● RECORDS FOR THE TASK
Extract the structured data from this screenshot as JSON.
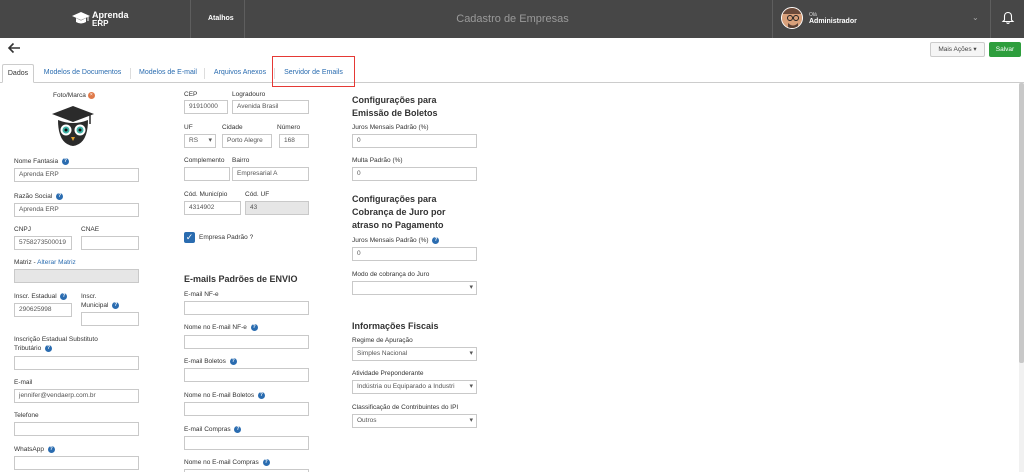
{
  "header": {
    "logo_line1": "Aprenda",
    "logo_line2": "ERP",
    "shortcuts": "Atalhos",
    "title": "Cadastro de Empresas",
    "user_greeting": "Olá",
    "user_name": "Administrador"
  },
  "toolbar": {
    "more_actions": "Mais Ações",
    "save": "Salvar"
  },
  "tabs": [
    {
      "label": "Dados",
      "active": true
    },
    {
      "label": "Modelos de Documentos",
      "active": false
    },
    {
      "label": "Modelos de E-mail",
      "active": false
    },
    {
      "label": "Arquivos Anexos",
      "active": false
    },
    {
      "label": "Servidor de Emails",
      "active": false,
      "highlighted": true
    }
  ],
  "col1": {
    "photo_label": "Foto/Marca",
    "nome_fantasia_label": "Nome Fantasia",
    "nome_fantasia_value": "Aprenda ERP",
    "razao_social_label": "Razão Social",
    "razao_social_value": "Aprenda ERP",
    "cnpj_label": "CNPJ",
    "cnpj_value": "5758273500019",
    "cnae_label": "CNAE",
    "cnae_value": "",
    "matriz_label": "Matriz -",
    "matriz_link": "Alterar Matriz",
    "inscr_estadual_label": "Inscr. Estadual",
    "inscr_estadual_value": "290625998",
    "inscr_municipal_label1": "Inscr.",
    "inscr_municipal_label2": "Municipal",
    "inscr_municipal_value": "",
    "inscr_subst_label1": "Inscrição Estadual Substituto",
    "inscr_subst_label2": "Tributário",
    "email_label": "E-mail",
    "email_value": "jennifer@vendaerp.com.br",
    "telefone_label": "Telefone",
    "whatsapp_label": "WhatsApp"
  },
  "col2": {
    "cep_label": "CEP",
    "cep_value": "91910000",
    "logradouro_label": "Logradouro",
    "logradouro_value": "Avenida Brasil",
    "uf_label": "UF",
    "uf_value": "RS",
    "cidade_label": "Cidade",
    "cidade_value": "Porto Alegre",
    "numero_label": "Número",
    "numero_value": "168",
    "complemento_label": "Complemento",
    "bairro_label": "Bairro",
    "bairro_value": "Empresarial A",
    "cod_municipio_label": "Cód. Município",
    "cod_municipio_value": "4314902",
    "cod_uf_label": "Cód. UF",
    "cod_uf_value": "43",
    "empresa_padrao_label": "Empresa Padrão ?",
    "emails_title": "E-mails Padrões de ENVIO",
    "email_nfe_label": "E-mail NF-e",
    "nome_email_nfe_label": "Nome no E-mail NF-e",
    "email_boletos_label": "E-mail Boletos",
    "nome_email_boletos_label": "Nome no E-mail Boletos",
    "email_compras_label": "E-mail Compras",
    "nome_email_compras_label": "Nome no E-mail Compras"
  },
  "col3": {
    "boletos_title1": "Configurações para",
    "boletos_title2": "Emissão de Boletos",
    "juros_label": "Juros Mensais Padrão (%)",
    "juros_value": "0",
    "multa_label": "Multa Padrão (%)",
    "multa_value": "0",
    "cobranca_title1": "Configurações para",
    "cobranca_title2": "Cobrança de Juro por",
    "cobranca_title3": "atraso no Pagamento",
    "juros2_label": "Juros Mensais Padrão (%)",
    "juros2_value": "0",
    "modo_label": "Modo de cobrança do Juro",
    "modo_value": "",
    "fiscais_title": "Informações Fiscais",
    "regime_label": "Regime de Apuração",
    "regime_value": "Simples Nacional",
    "atividade_label": "Atividade Preponderante",
    "atividade_value": "Indústria ou Equiparado a Industri",
    "classificacao_label": "Classificação de Contribuintes do IPI",
    "classificacao_value": "Outros"
  },
  "colors": {
    "topbar": "#474747",
    "accent": "#2a6cb0",
    "save": "#2e9e3d",
    "highlight": "#e53935"
  }
}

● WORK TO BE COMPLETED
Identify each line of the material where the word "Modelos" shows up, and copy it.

● RESPONSE
      "label": "Modelos de Documentos",
      "label": "Modelos de E-mail",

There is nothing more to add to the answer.